After the Ferrari spin-off from Fiat-Chrysler, Maserati became the company’s high-end marque. With such a prestigious position, the Italian brand has to live up to its expectations. And an SUV is the best bet these days, as the segment is booming around the world. As with many Maseratis from the past, the new car’s name is inspired by a wind: the Levante is a warm Mediterranean wind that can change from a light breeze to an irresistible natural force in an instant. The design features a distinctive Italian character, with an aggressive front that introduces new, tapered headlights separated into two elements, with the upper headlight unit connected to the radiator grille. Maserati’s design signature is clearly visible on the sides: the three iconic air vents on the front wings, the trapezoidal C-pillar with the “Saetta” logo and the large, frameless door windows. The rear is dominated by the very tapered back window and streamlined shape, both typical of a high-performance sports car.

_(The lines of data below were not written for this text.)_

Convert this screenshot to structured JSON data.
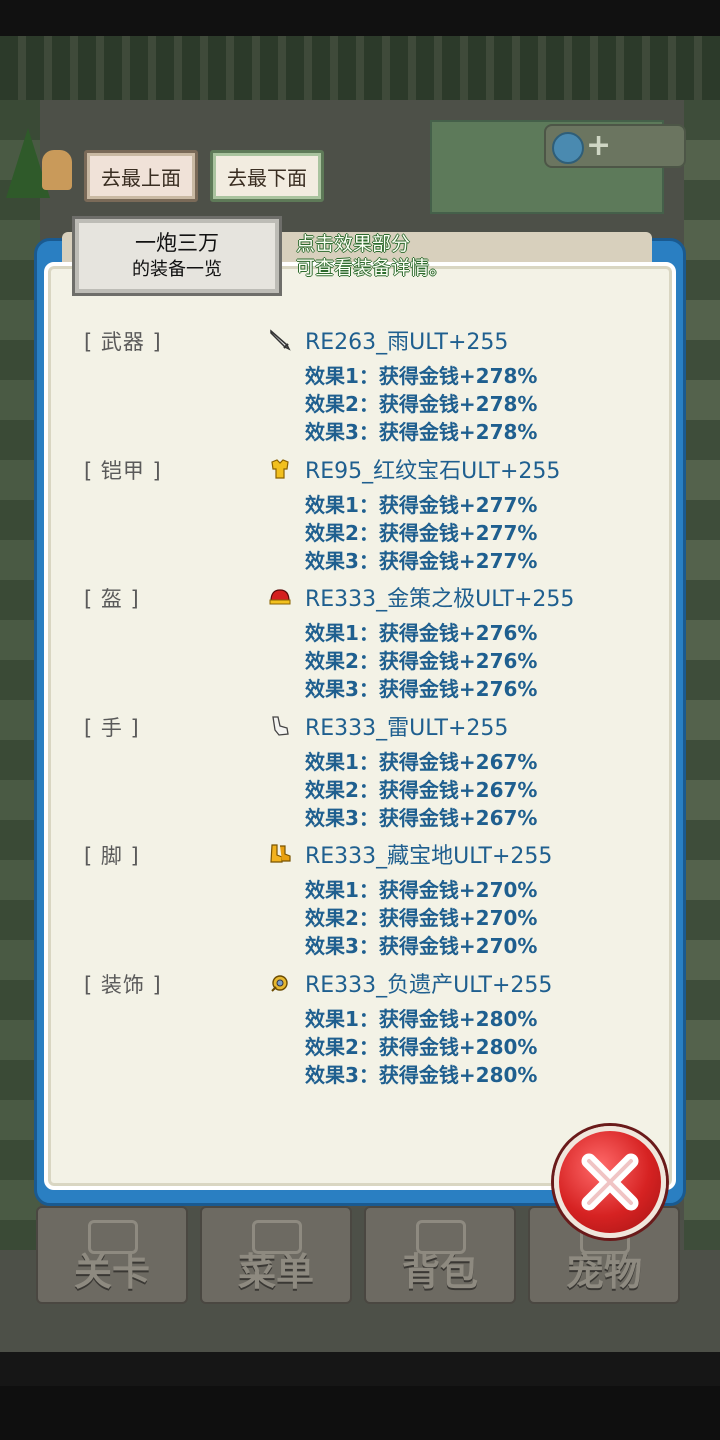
{
  "nav": {
    "go_top": "去最上面",
    "go_bottom": "去最下面"
  },
  "panel": {
    "title_line1": "一炮三万",
    "title_line2": "的装备一览",
    "hint_line1": "点击效果部分",
    "hint_line2": "可查看装备详情。"
  },
  "equipment": [
    {
      "slot": "[ 武器 ]",
      "icon": "sword-icon",
      "name": "RE263_雨ULT+255",
      "effects": [
        "效果1：获得金钱+278%",
        "效果2：获得金钱+278%",
        "效果3：获得金钱+278%"
      ]
    },
    {
      "slot": "[ 铠甲 ]",
      "icon": "armor-icon",
      "name": "RE95_红纹宝石ULT+255",
      "effects": [
        "效果1：获得金钱+277%",
        "效果2：获得金钱+277%",
        "效果3：获得金钱+277%"
      ]
    },
    {
      "slot": "[ 盔 ]",
      "icon": "helmet-icon",
      "name": "RE333_金策之极ULT+255",
      "effects": [
        "效果1：获得金钱+276%",
        "效果2：获得金钱+276%",
        "效果3：获得金钱+276%"
      ]
    },
    {
      "slot": "[ 手 ]",
      "icon": "gauntlet-icon",
      "name": "RE333_雷ULT+255",
      "effects": [
        "效果1：获得金钱+267%",
        "效果2：获得金钱+267%",
        "效果3：获得金钱+267%"
      ]
    },
    {
      "slot": "[ 脚 ]",
      "icon": "boots-icon",
      "name": "RE333_藏宝地ULT+255",
      "effects": [
        "效果1：获得金钱+270%",
        "效果2：获得金钱+270%",
        "效果3：获得金钱+270%"
      ]
    },
    {
      "slot": "[ 装饰 ]",
      "icon": "accessory-icon",
      "name": "RE333_负遗产ULT+255",
      "effects": [
        "效果1：获得金钱+280%",
        "效果2：获得金钱+280%",
        "效果3：获得金钱+280%"
      ]
    }
  ],
  "bottom_menu": {
    "stage": "关卡",
    "menu": "菜单",
    "bag": "背包",
    "pet": "宠物"
  },
  "colors": {
    "panel_border": "#2a7fc2",
    "item_text": "#1f5f8f",
    "close_button": "#d62222"
  }
}
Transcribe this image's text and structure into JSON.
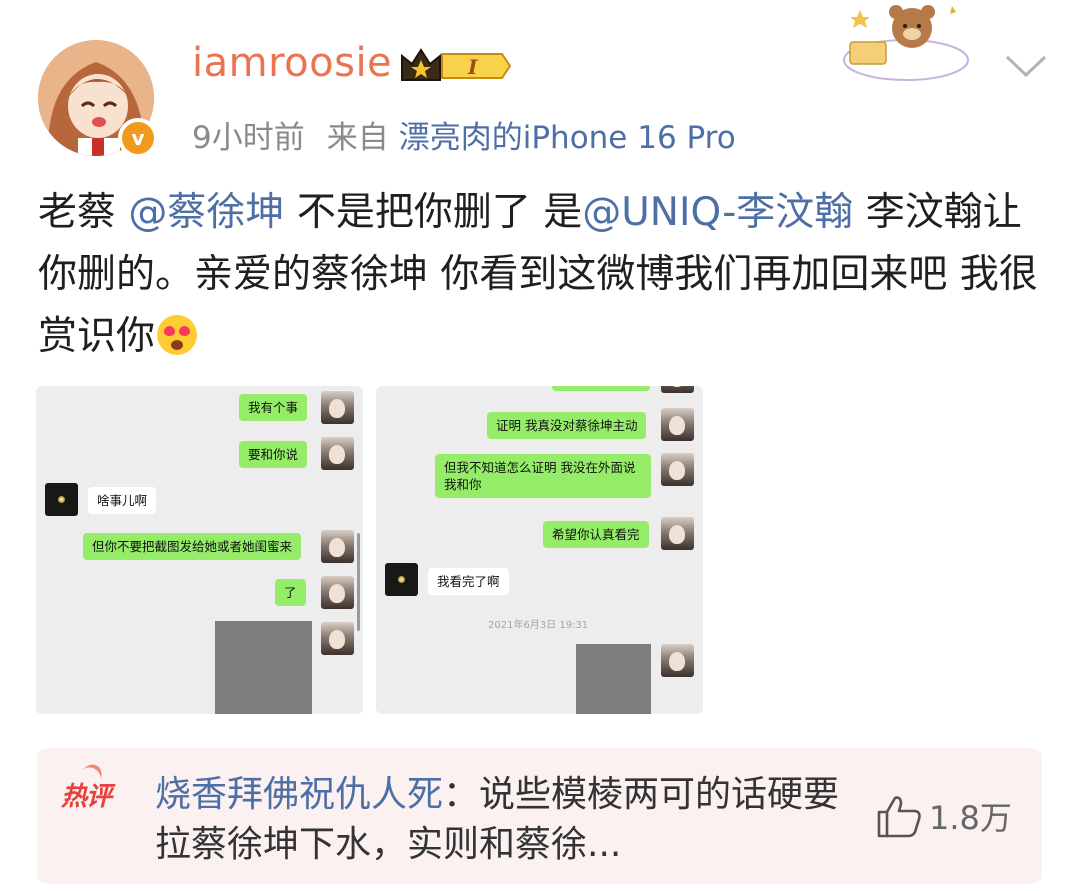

The new Maserati SUV rides on an evolved version of the Quattroporte and Ghibli architecture, sharing the same powertrains. The Levante is fitted with a 3 litre V6 Twin-Turbo petrol engine with either 350hp or 430hp, and a 275hp 3 litre V6 Turbo Diesel. All engines are combined with the “Q4” intelligent all-wheel drive system – which can transfer torque between the axles when required – and an 8-speed automatic gearbox, with the integrated Start&Stop system. In terms of performance, the Levante S (430hp) covers 0-100 km/h in 5.2 seconds, has a top speed of 264 km/h, and provides a combined consumption and emission figures of 10.9 l/100 km and 253g CO2/km respectively.

The brand claims the new SUV has the lowest centre of gravity in its class, a balanced 50-50 weight distribution between front and rear, and comes with a mechanical self-locking rear differential as standard. It also has a double-wishbone suspension on the front axle and multi-link on the rear, combined with electronically controlled damping and four corner air-springs providing 5 dynamic ride levels (plus one additional park-position).

The Maserati Levante is built at the Mirafiori plant in Turin. The first cars have already come off the assembly line with the launch planned for this spring in Europe, to be followed by the rest of the world later this year. The list price for the Swiss market, where the Levante can already be ordered, is 75.900 CHF.